Kherson had been the only regional capital that Russia had managed to seize since the invasion began and it was back in Ukrainian hands.
Capturing Soledar would be something for Moscow to present as some “good news” to the Russian people and the troops on the wintry front line.
But Serhiy Cherevatyi, spokesperson for Ukraine’s eastern military command, denied Soledar was in Russian hands: “We won’t give any more details as we do not want to reveal the tactical positions of our fighters.”
Deputy Defence Minister, Hanna Malyar, said fighting had been “hot in Soledar overnight”. Ukrainian fighters were “bravely trying to hold the defense”, she added, in what was a difficult stage of the war.
President Volodymyr Zelensky described Soledar, Bakhmut, and the wider defense of the Donetsk region of eastern Ukraine as the top issue in his nightly address late on Thursday.
Western and Ukrainian officials have said much of the fighting in Soledar and Bakhmut is being done by the notoriously brutal Wagner mercenary group.

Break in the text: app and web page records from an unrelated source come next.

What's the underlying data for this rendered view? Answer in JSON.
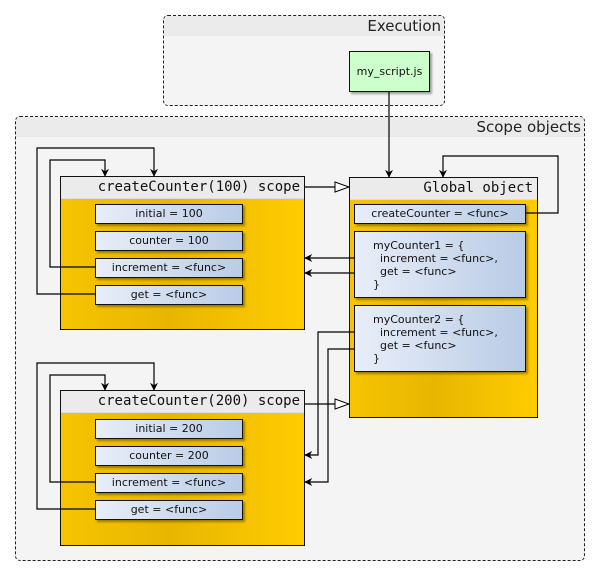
{
  "frames": {
    "execution": "Execution",
    "scope_objects": "Scope objects"
  },
  "script": "my_script.js",
  "scopes": {
    "counter100": {
      "title": "createCounter(100) scope",
      "vars": [
        "initial = 100",
        "counter = 100",
        "increment = <func>",
        "get = <func>"
      ]
    },
    "counter200": {
      "title": "createCounter(200) scope",
      "vars": [
        "initial = 200",
        "counter = 200",
        "increment = <func>",
        "get = <func>"
      ]
    },
    "global": {
      "title": "Global object",
      "vars": [
        "createCounter = <func>",
        "myCounter1 = {\n  increment = <func>,\n  get = <func>\n}",
        "myCounter2 = {\n  increment = <func>,\n  get = <func>\n}"
      ]
    }
  }
}
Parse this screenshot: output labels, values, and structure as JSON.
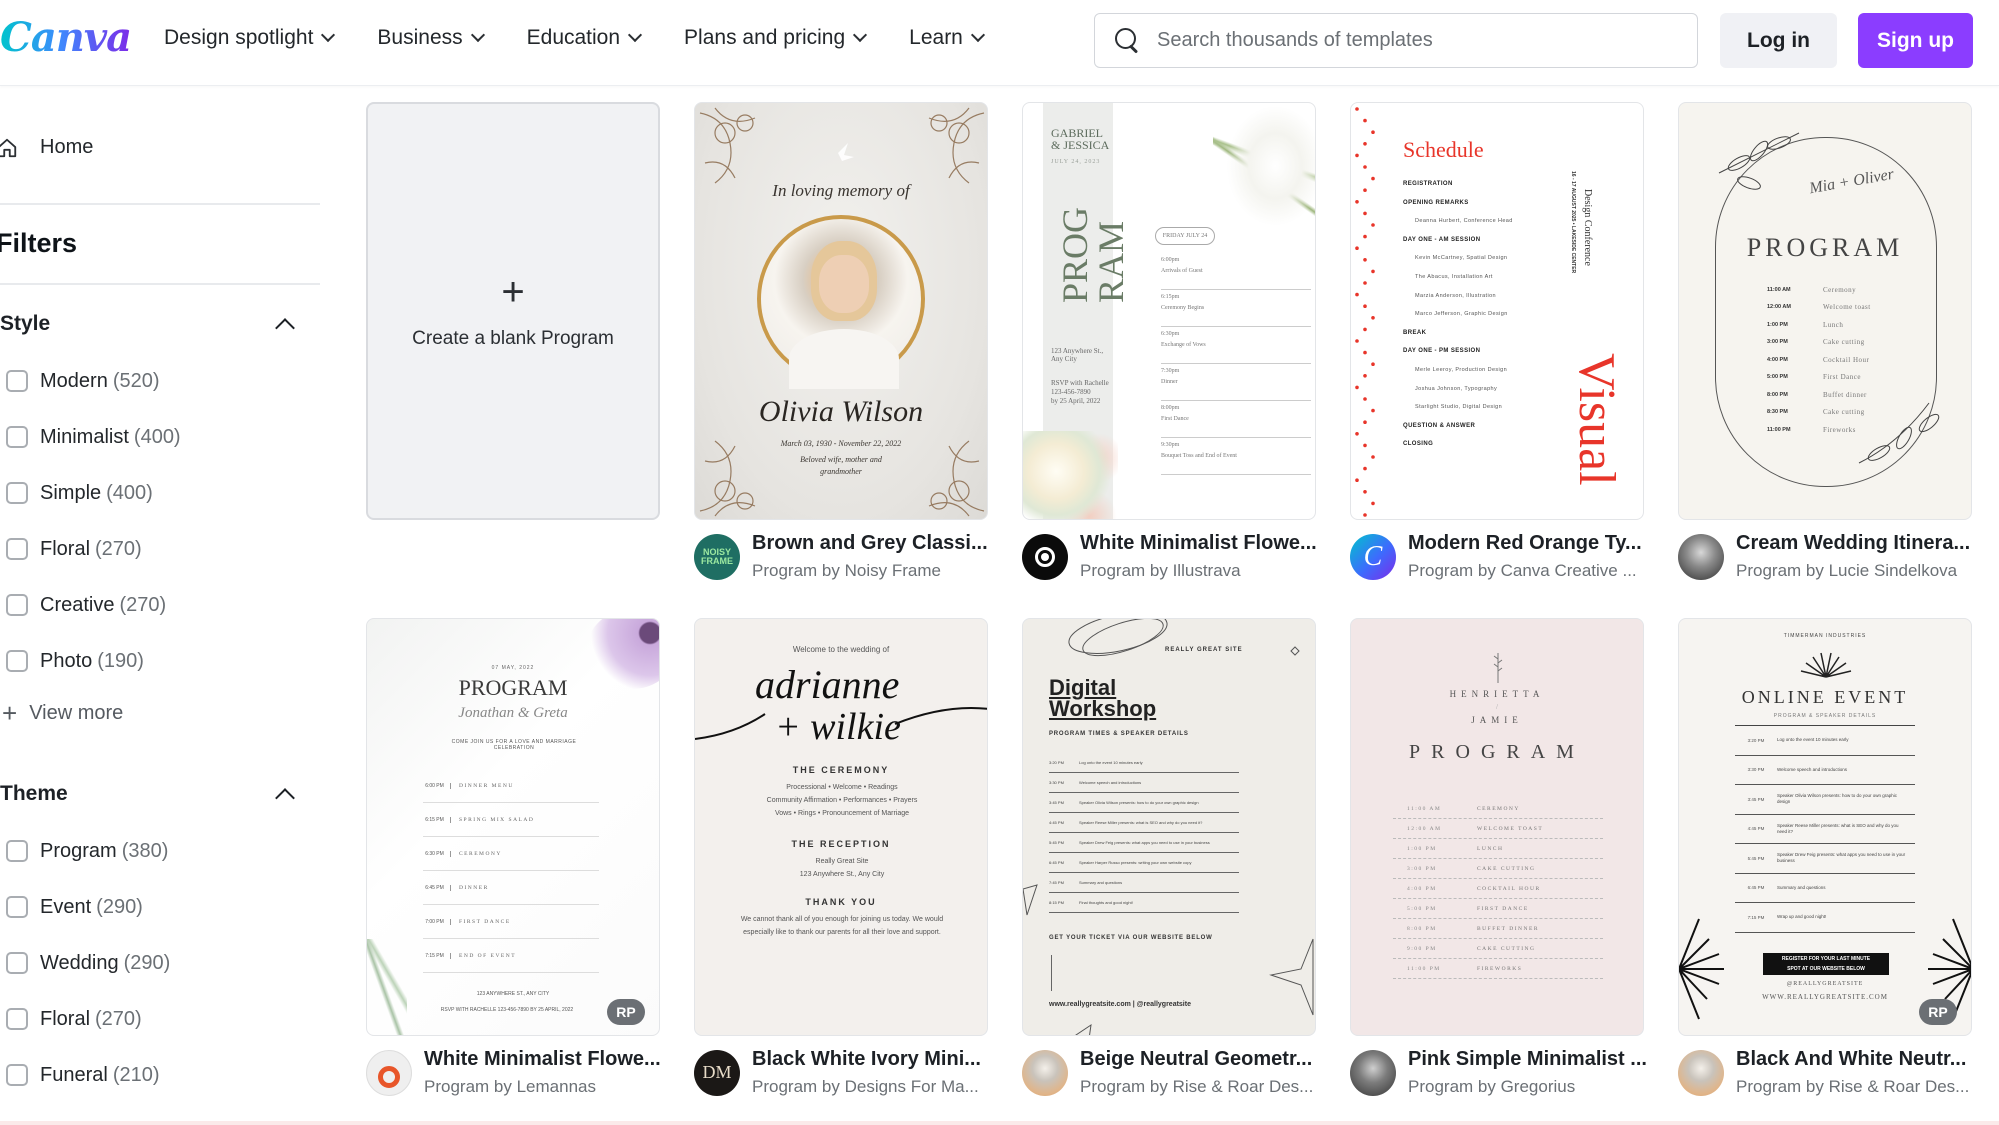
{
  "header": {
    "logo": "Canva",
    "nav": [
      {
        "label": "Design spotlight",
        "icon": "chevron-down-icon"
      },
      {
        "label": "Business",
        "icon": "chevron-down-icon"
      },
      {
        "label": "Education",
        "icon": "chevron-down-icon"
      },
      {
        "label": "Plans and pricing",
        "icon": "chevron-down-icon"
      },
      {
        "label": "Learn",
        "icon": "chevron-down-icon"
      }
    ],
    "search": {
      "placeholder": "Search thousands of templates",
      "value": "",
      "icon": "search-icon"
    },
    "login_label": "Log in",
    "signup_label": "Sign up",
    "colors": {
      "brand_purple": "#8b3dff",
      "login_bg": "#f0f1f5"
    }
  },
  "sidebar": {
    "home_label": "Home",
    "filters_title": "Filters",
    "style": {
      "title": "Style",
      "expanded": true,
      "items": [
        {
          "label": "Modern",
          "count": "(520)",
          "checked": false
        },
        {
          "label": "Minimalist",
          "count": "(400)",
          "checked": false
        },
        {
          "label": "Simple",
          "count": "(400)",
          "checked": false
        },
        {
          "label": "Floral",
          "count": "(270)",
          "checked": false
        },
        {
          "label": "Creative",
          "count": "(270)",
          "checked": false
        },
        {
          "label": "Photo",
          "count": "(190)",
          "checked": false
        }
      ],
      "view_more": "View more"
    },
    "theme": {
      "title": "Theme",
      "expanded": true,
      "items": [
        {
          "label": "Program",
          "count": "(380)",
          "checked": false
        },
        {
          "label": "Event",
          "count": "(290)",
          "checked": false
        },
        {
          "label": "Wedding",
          "count": "(290)",
          "checked": false
        },
        {
          "label": "Floral",
          "count": "(270)",
          "checked": false
        },
        {
          "label": "Funeral",
          "count": "(210)",
          "checked": false
        }
      ]
    }
  },
  "grid": {
    "blank_card": {
      "label": "Create a blank Program"
    },
    "templates": [
      {
        "title": "Brown and Grey Classi...",
        "subtitle": "Program by Noisy Frame",
        "thumb": {
          "line1": "In loving memory of",
          "name": "Olivia Wilson",
          "dates": "March 03, 1930 - November 22, 2022",
          "note1": "Beloved wife, mother and",
          "note2": "grandmother"
        }
      },
      {
        "title": "White Minimalist Flowe...",
        "subtitle": "Program by Illustrava",
        "thumb": {
          "names1": "GABRIEL",
          "names2": "& JESSICA",
          "date": "JULY 24, 2023",
          "word1": "PROG",
          "word2": "RAM",
          "pill": "FRIDAY JULY 24",
          "address": "123 Anywhere St., Any City",
          "rsvp1": "RSVP with Rachelle",
          "rsvp2": "123-456-7890",
          "rsvp3": "by 25 April, 2022",
          "rows": [
            [
              "6:00pm",
              "Arrivals of Guest"
            ],
            [
              "6:15pm",
              "Ceremony Begins"
            ],
            [
              "6:30pm",
              "Exchange of Vows"
            ],
            [
              "7:30pm",
              "Dinner"
            ],
            [
              "8:00pm",
              "First Dance"
            ],
            [
              "9:30pm",
              "Bouquet Toss and End of Event"
            ]
          ]
        }
      },
      {
        "title": "Modern Red Orange Ty...",
        "subtitle": "Program by Canva Creative ...",
        "thumb": {
          "heading": "Schedule",
          "side1": "Design Conference",
          "side2": "16 - 17 AUGUST 2025  •  LAKESIDE CENTER",
          "big": "Visual",
          "rows": [
            [
              "h",
              "REGISTRATION"
            ],
            [
              "h",
              "OPENING REMARKS"
            ],
            [
              "s",
              "Deanna Hurbert, Conference Head"
            ],
            [
              "h",
              "DAY ONE - AM SESSION"
            ],
            [
              "s",
              "Kevin McCartney, Spatial Design"
            ],
            [
              "s",
              "The Abacus, Installation Art"
            ],
            [
              "s",
              "Marzia Anderson, Illustration"
            ],
            [
              "s",
              "Marco Jefferson, Graphic Design"
            ],
            [
              "h",
              "BREAK"
            ],
            [
              "h",
              "DAY ONE - PM SESSION"
            ],
            [
              "s",
              "Merle Leeroy, Production Design"
            ],
            [
              "s",
              "Joshua Johnson, Typography"
            ],
            [
              "s",
              "Starlight Studio, Digital Design"
            ],
            [
              "h",
              "QUESTION & ANSWER"
            ],
            [
              "h",
              "CLOSING"
            ]
          ]
        }
      },
      {
        "title": "Cream Wedding Itinera...",
        "subtitle": "Program by Lucie Sindelkova",
        "thumb": {
          "script": "Mia + Oliver",
          "heading": "PROGRAM",
          "rows": [
            [
              "11:00 AM",
              "Ceremony"
            ],
            [
              "12:00 AM",
              "Welcome toast"
            ],
            [
              "1:00 PM",
              "Lunch"
            ],
            [
              "3:00 PM",
              "Cake cutting"
            ],
            [
              "4:00 PM",
              "Cocktail Hour"
            ],
            [
              "5:00 PM",
              "First Dance"
            ],
            [
              "8:00 PM",
              "Buffet dinner"
            ],
            [
              "8:30 PM",
              "Cake cutting"
            ],
            [
              "11:00 PM",
              "Fireworks"
            ]
          ]
        }
      },
      {
        "title": "White Minimalist Flowe...",
        "subtitle": "Program by Lemannas",
        "badge": "RP",
        "thumb": {
          "date": "07 MAY, 2022",
          "heading": "PROGRAM",
          "script": "Jonathan & Greta",
          "tagline": "COME JOIN US FOR A LOVE AND MARRIAGE CELEBRATION",
          "rows": [
            [
              "6:00 PM",
              "DINNER MENU"
            ],
            [
              "6:15 PM",
              "SPRING MIX SALAD"
            ],
            [
              "6:30 PM",
              "CEREMONY"
            ],
            [
              "6:45 PM",
              "DINNER"
            ],
            [
              "7:00 PM",
              "FIRST DANCE"
            ],
            [
              "7:15 PM",
              "END OF EVENT"
            ]
          ],
          "footer1": "123 ANYWHERE ST., ANY CITY",
          "footer2": "RSVP WITH RACHELLE 123-456-7890 BY 25 APRIL, 2022"
        }
      },
      {
        "title": "Black White Ivory Mini...",
        "subtitle": "Program by Designs For Ma...",
        "thumb": {
          "welcome": "Welcome to the wedding of",
          "name1": "adrianne",
          "name2": "+ wilkie",
          "h1": "THE CEREMONY",
          "p1": "Processional • Welcome • Readings\nCommunity Affirmation • Performances • Prayers\nVows • Rings • Pronouncement of Marriage",
          "h2": "THE RECEPTION",
          "p2": "Really Great Site\n123 Anywhere St., Any City",
          "h3": "THANK YOU",
          "p3": "We cannot thank all of you enough for joining us today. We would especially like to thank our parents for all their love and support."
        }
      },
      {
        "title": "Beige Neutral Geometr...",
        "subtitle": "Program by Rise & Roar Des...",
        "thumb": {
          "site": "REALLY GREAT SITE",
          "heading1": "Digital",
          "heading2": "Workshop",
          "sub": "PROGRAM TIMES & SPEAKER DETAILS",
          "rows": [
            [
              "3:20 PM",
              "Log onto the event 10 minutes early"
            ],
            [
              "3:30 PM",
              "Welcome speech and introductions"
            ],
            [
              "3:45 PM",
              "Speaker Olivia Wilson presents: how to do your own graphic design"
            ],
            [
              "4:45 PM",
              "Speaker Reese Miller presents: what is SEO and why do you need it?"
            ],
            [
              "5:45 PM",
              "Speaker Drew Feig presents: what apps you need to use in your business"
            ],
            [
              "6:45 PM",
              "Speaker Harper Russo presents: writing your own website copy"
            ],
            [
              "7:45 PM",
              "Summary and questions"
            ],
            [
              "8:15 PM",
              "Final thoughts and good night!"
            ]
          ],
          "cta": "GET YOUR TICKET VIA OUR WEBSITE BELOW",
          "footer": "www.reallygreatsite.com | @reallygreatsite"
        }
      },
      {
        "title": "Pink Simple Minimalist ...",
        "subtitle": "Program by Gregorius",
        "thumb": {
          "name1": "HENRIETTA",
          "slash": "/",
          "name2": "JAMIE",
          "heading": "PROGRAM",
          "rows": [
            [
              "11:00 AM",
              "CEREMONY"
            ],
            [
              "12:00 AM",
              "WELCOME TOAST"
            ],
            [
              "1:00 PM",
              "LUNCH"
            ],
            [
              "3:00 PM",
              "CAKE CUTTING"
            ],
            [
              "4:00 PM",
              "COCKTAIL HOUR"
            ],
            [
              "5:00 PM",
              "FIRST DANCE"
            ],
            [
              "8:00 PM",
              "BUFFET DINNER"
            ],
            [
              "9:00 PM",
              "CAKE CUTTING"
            ],
            [
              "11:00 PM",
              "FIREWORKS"
            ]
          ]
        }
      },
      {
        "title": "Black And White Neutr...",
        "subtitle": "Program by Rise & Roar Des...",
        "badge": "RP",
        "thumb": {
          "arc": "TIMMERMAN INDUSTRIES",
          "heading": "ONLINE EVENT",
          "sub": "PROGRAM & SPEAKER DETAILS",
          "rows": [
            [
              "3:20 PM",
              "Log onto the event 10 minutes early"
            ],
            [
              "3:30 PM",
              "Welcome speech and introductions"
            ],
            [
              "3:45 PM",
              "Speaker Olivia Wilson presents: how to do your own graphic design"
            ],
            [
              "4:45 PM",
              "Speaker Reese Miller presents: what is SEO and why do you need it?"
            ],
            [
              "5:45 PM",
              "Speaker Drew Feig presents: what apps you need to use in your business"
            ],
            [
              "6:45 PM",
              "Summary and questions"
            ],
            [
              "7:15 PM",
              "Wrap up and good night!"
            ]
          ],
          "cta1": "REGISTER FOR YOUR LAST MINUTE",
          "cta2": "SPOT AT OUR WEBSITE BELOW",
          "footer1": "@REALLYGREATSITE",
          "footer2": "WWW.REALLYGREATSITE.COM"
        }
      }
    ]
  }
}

Its leader, 61-year-old Yevgeny Prigozhin, has claimed repeatedly over the past few days that his forces are the only units on the ground in Soledar. He said on Tuesday night that his mercenaries had seized the town, only to be contradicted by Russia’s defense ministry the next morning.
Daily updates from the Russian defense ministry have made no mention whatsoever of Wagner, and Friday’s briefing was no exception. The military said that paratroopers had played a key part in the capture of the town.
Mr. Prigozhin then released a statement saying he was “surprised” to read the defense ministry briefing. There “wasn’t a single paratrooper” in Soledar, he insisted, warning against “insulting [his] fighters” and “stealing others’ achievements”.
Analysts have long spoken of tensions between the military and Mr. Prigozhin’s Wagner group. The Russian oligarch has publicly criticized senior military leaders, including Gen Valery Gerasimov, appointed two days ago as overall commander of Russian forces in Ukraine.
While Russia has mobilized some 300,000 reservists for the war since the end of September, Prigozhin has looked to recruit extra numbers from Russia’s prisons.
Andriy Yermak told the French daily Le Monde that Russian criminals had been sent straight to their deaths on the front line: “Soledar is a scene of street battles, with neither side really in control of the town.”